In the age of Donald Trump, it doesn’t take much for vicious rumors to lead to violence. Attacks on Asian-Americans have shot up in the wake of Covid. Gay men have been punched while being accused of spreading monkeypox. (Such attacks will probably get worse if monkeypox spreads widely in heterosexual networks; at the moment, gay men are embracing monkeypox vaccine and demanding more, which might blunt both the epidemic and the hate crimes.)

Virtually all epidemics start in one small network of people — often a marginalized one. Public anger can push health officials into stepping in to stop it — sometimes through powerful and painful measures. In 1916, Italian immigrants were accused of introducing polio to New York City. That outbreak — which ultimately killed almost 6,000 people and caused panic across the northeastern U.S. — was first spotted in the largely Italian Brooklyn neighborhood then known as “Pigtown” (now East Flatbush.) City nurses seized so many babies and took them to hospitals — where many died without ever being seen again by their parents — that the Black Hand (forerunner of the Mafia) threatened to kill one of the more aggressive nurses.

As recently as the 1990’s, when multi-drug-resistant tuberculosis spread among homeless men, the city health commissioner, Dr. Thomas Frieden, had recalcitrant men who failed or refused to take their antibiotics arrested and held in locked hospital wards until they were no longer infectious.

Polio epidemics are no joke. Its spread is mostly silent — and there is no cure once someone is infected. About one victim in 75 is hospitalized, and about one in 200 is paralyzed. Safe and effective vaccines were invented 70 years ago (yes, by Jewish doctors) and they have saved millions of lives.

Most Americans were vaccinated as children, but the reintroduction of a virus into any population is dicey.
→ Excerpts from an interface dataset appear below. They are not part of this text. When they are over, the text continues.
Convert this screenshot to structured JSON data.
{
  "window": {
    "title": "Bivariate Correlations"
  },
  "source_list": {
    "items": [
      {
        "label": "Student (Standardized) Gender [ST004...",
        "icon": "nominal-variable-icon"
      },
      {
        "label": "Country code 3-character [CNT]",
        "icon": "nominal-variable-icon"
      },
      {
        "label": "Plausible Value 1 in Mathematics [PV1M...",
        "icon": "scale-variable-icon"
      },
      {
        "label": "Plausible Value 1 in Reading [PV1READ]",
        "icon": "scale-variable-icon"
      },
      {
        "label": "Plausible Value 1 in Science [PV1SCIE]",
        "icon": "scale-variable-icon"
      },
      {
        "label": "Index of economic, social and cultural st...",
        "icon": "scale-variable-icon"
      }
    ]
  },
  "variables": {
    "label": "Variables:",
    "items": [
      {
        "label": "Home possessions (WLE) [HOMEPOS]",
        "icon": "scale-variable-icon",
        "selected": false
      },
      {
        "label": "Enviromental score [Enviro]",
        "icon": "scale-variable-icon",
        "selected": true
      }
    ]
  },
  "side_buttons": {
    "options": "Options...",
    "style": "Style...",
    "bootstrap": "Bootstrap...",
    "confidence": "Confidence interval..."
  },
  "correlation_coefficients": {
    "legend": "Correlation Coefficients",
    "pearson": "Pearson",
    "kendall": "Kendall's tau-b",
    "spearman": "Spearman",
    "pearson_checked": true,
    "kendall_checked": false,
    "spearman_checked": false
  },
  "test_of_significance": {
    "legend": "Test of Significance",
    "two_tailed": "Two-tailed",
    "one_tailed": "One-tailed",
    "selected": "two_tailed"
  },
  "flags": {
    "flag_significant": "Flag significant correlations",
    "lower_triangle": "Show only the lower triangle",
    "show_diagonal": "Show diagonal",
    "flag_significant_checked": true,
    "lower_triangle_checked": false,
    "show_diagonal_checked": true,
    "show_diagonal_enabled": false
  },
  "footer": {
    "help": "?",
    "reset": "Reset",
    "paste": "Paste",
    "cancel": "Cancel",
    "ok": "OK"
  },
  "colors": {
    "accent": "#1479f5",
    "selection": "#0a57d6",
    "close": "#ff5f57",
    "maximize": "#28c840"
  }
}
No vaccine is 100 percent effective and immunity can fade over time, so how safe a whole population is can change. (I had polio boosters twice as an adult because I covered eradication campaigns in Nigeria and Pakistan, where it was endemic.)

Ultra-Orthodox rabbis would do their congregations a great favor — both to protect their children and to discourage anti-Semitism — by helping them accept the vaccines as quickly as possible.



Donald G. McNeil Jr.

New York Times, 1976–2021. Last beat: lead Covid reporter. 2020 Chancellor Award; 2021 NYT team Pulitzer